■ WHAT IS BEING ASKED: Collect from the data below each line with "title".
——————
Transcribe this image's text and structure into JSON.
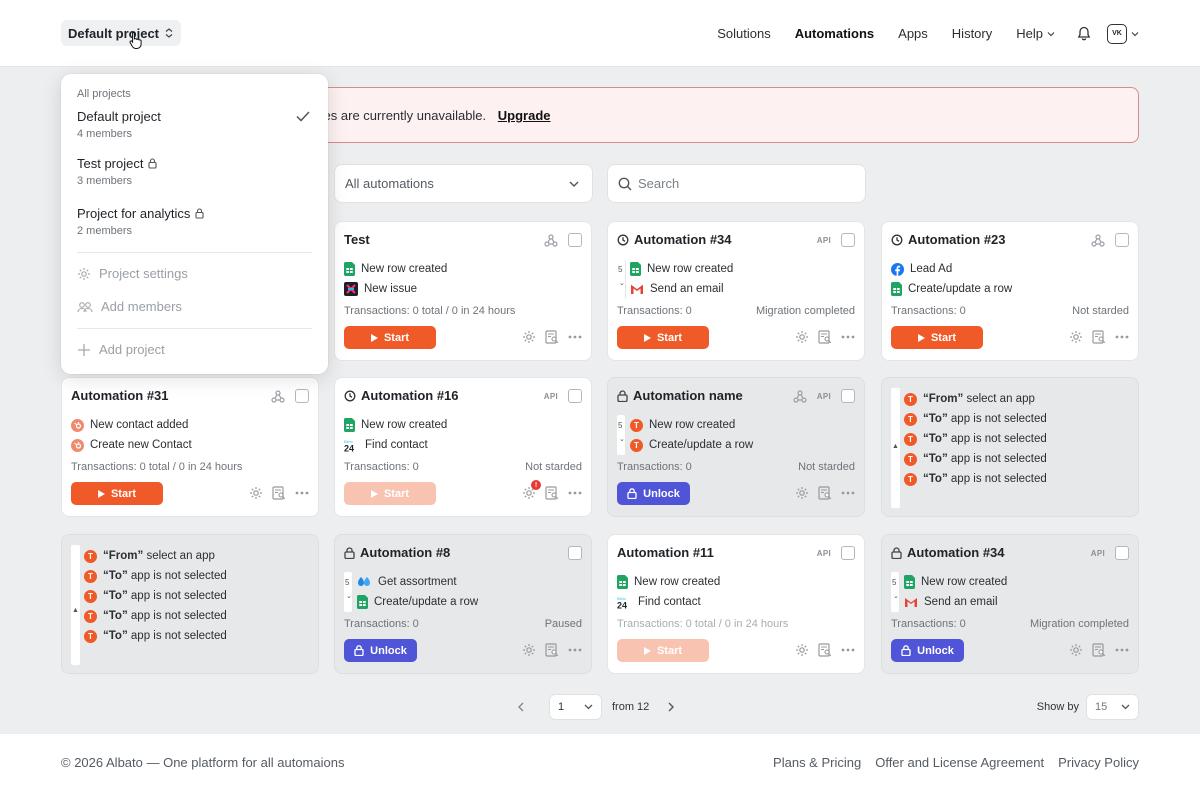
{
  "header": {
    "project_label": "Default project",
    "nav": [
      "Solutions",
      "Automations",
      "Apps",
      "History",
      "Help"
    ],
    "avatar_initials": "VK"
  },
  "banner": {
    "text": "ures are currently unavailable.",
    "link": "Upgrade"
  },
  "filters": {
    "select_value": "All automations",
    "search_placeholder": "Search"
  },
  "dropdown": {
    "heading": "All projects",
    "projects": [
      {
        "name": "Default project",
        "members": "4 members",
        "selected": true
      },
      {
        "name": "Test project",
        "members": "3 members",
        "locked": true
      },
      {
        "name": "Project for analytics",
        "members": "2 members",
        "locked": true
      }
    ],
    "settings": "Project settings",
    "add_members": "Add members",
    "add_project": "Add project"
  },
  "labels": {
    "start": "Start",
    "unlock": "Unlock",
    "api": "API",
    "from_prefix": "“From”",
    "from_rest": " select an app",
    "to_prefix": "“To”",
    "to_rest": " app is not selected"
  },
  "cards": {
    "test": {
      "title": "Test",
      "step1": "New row created",
      "step2": "New issue",
      "tx": "Transactions: 0 total / 0 in 24 hours"
    },
    "a34": {
      "title": "Automation #34",
      "step1": "New row created",
      "step2": "Send an email",
      "tx": "Transactions: 0",
      "status": "Migration completed",
      "counter": "5"
    },
    "a23": {
      "title": "Automation #23",
      "step1": "Lead Ad",
      "step2": "Create/update a row",
      "tx": "Transactions: 0",
      "status": "Not starded"
    },
    "a31": {
      "title": "Automation #31",
      "step1": "New contact added",
      "step2": "Create new Contact",
      "tx": "Transactions: 0 total / 0 in 24 hours"
    },
    "a16": {
      "title": "Automation #16",
      "step1": "New row created",
      "step2": "Find contact",
      "tx": "Transactions: 0",
      "status": "Not starded",
      "badge": "!"
    },
    "aname": {
      "title": "Automation name",
      "step1": "New row created",
      "step2": "Create/update a row",
      "tx": "Transactions: 0",
      "status": "Not starded",
      "counter": "5"
    },
    "a8": {
      "title": "Automation #8",
      "step1": "Get assortment",
      "step2": "Create/update a row",
      "tx": "Transactions: 0",
      "status": "Paused",
      "counter": "5"
    },
    "a11": {
      "title": "Automation #11",
      "step1": "New row created",
      "step2": "Find contact",
      "tx": "Transactions: 0 total / 0 in 24 hours"
    },
    "a34b": {
      "title": "Automation #34",
      "step1": "New row created",
      "step2": "Send an email",
      "tx": "Transactions: 0",
      "status": "Migration completed",
      "counter": "5"
    }
  },
  "pagination": {
    "page": "1",
    "from_text": "from 12",
    "show_by_label": "Show by",
    "show_by_value": "15"
  },
  "footer": {
    "copyright": "© 2026 Albato — One platform for all automaions",
    "links": [
      "Plans & Pricing",
      "Offer and License Agreement",
      "Privacy Policy"
    ]
  },
  "colors": {
    "accent_orange": "#f05a28",
    "unlock_purple": "#4f55d6",
    "banner_border": "#d98b8b"
  }
}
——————
■ SOLUTION FOR THIS TASK:
      "title": "Test",
      "title": "Automation #34",
      "title": "Automation #23",
      "title": "Automation #31",
      "title": "Automation #16",
      "title": "Automation name",
      "title": "Automation #8",
      "title": "Automation #11",
      "title": "Automation #34",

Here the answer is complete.